The latest stories from the Science & Environment section of the BBC News web site.
Updated: 3 min 30 sec ago
Marine scientists have explored an underwater mountain off the west coast of Scotland for the first time.
Scientists send a remotely operated vehicle to film one of the UK's deep sea mountains for the first time.
A golden bat from Bolivia is described as a new species by scientists.
Police in Alhambra in greater Los Angeles recaptured a giant tortoise after a brief chase along city streets.
Sand has a big future in computing and solar power
Instruments on the next Nasa rover will attempt to make air and fuel from the Martian atmosphere to support future human landings.
New method could make entire bodies transparent

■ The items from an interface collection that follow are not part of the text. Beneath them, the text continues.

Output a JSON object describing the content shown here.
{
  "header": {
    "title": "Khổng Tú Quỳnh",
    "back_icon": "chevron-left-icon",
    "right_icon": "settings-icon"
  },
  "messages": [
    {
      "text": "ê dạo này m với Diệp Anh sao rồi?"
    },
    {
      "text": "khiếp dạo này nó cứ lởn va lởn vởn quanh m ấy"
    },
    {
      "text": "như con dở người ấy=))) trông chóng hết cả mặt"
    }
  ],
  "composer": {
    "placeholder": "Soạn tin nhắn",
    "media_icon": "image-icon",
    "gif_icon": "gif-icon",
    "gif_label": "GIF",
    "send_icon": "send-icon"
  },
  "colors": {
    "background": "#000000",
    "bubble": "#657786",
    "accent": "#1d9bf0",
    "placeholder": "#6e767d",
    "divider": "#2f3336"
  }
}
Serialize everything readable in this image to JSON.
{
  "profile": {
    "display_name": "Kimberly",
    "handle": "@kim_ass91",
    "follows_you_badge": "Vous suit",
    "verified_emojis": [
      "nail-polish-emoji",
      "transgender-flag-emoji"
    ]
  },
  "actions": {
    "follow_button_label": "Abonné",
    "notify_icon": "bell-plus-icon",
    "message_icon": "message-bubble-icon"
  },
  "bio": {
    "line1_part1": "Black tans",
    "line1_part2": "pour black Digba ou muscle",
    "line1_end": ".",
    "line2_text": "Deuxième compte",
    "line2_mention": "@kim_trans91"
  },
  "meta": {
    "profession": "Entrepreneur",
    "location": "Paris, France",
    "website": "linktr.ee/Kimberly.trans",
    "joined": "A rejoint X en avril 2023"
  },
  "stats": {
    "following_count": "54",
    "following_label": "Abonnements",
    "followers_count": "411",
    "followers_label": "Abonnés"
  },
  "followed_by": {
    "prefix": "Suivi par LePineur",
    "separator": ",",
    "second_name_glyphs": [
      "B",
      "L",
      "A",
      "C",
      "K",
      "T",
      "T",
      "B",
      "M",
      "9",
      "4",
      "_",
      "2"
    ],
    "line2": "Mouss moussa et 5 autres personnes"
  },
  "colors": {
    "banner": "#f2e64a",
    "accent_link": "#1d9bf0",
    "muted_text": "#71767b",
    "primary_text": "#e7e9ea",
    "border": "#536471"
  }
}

Huge meat-eating, land-living dinosaurs evolved into birds by constantly shrinking for over 50 million years, new research shows.
Goalkeepers in penalty shoot-outs make a predictable error that could influence the outcome of the game according to new research.
Norman Baker - the minister in charge of regulating animal experiments - tells the BBC he wants them to end.
Engineers take a step towards having machines that can operate even when they are damaged by developing a robot that can teach itself to walk, even with a broken leg.
A deep-sea octopus is observed nursing her eggs for more than four years - the longest brooding time seen in any animal.
Tides and spin gave the Moon its strange lemon shape more than four billion years ago, research reveals.
Professor of planetary sciences Ian Garrick-Bethell explains what gave the Moon its unusually distorted shape.
US engineers have developed a prototype tablet display that compensates for an individuals' vision problems.
The reindeer herders fighting a British mining company
Micro-drones are just starting to catch up with the hovering and flight performance of the tiny hummingbird, say scientists.
The Milky Way is lighter than previously thought and is only about half the mass of a neighbouring galaxy, researchers conclude.
Coral munching fish give insight into conservation
Up to half a mile of land is being lost every 50 years due to coastal erosion, as Sian Lloyd reports.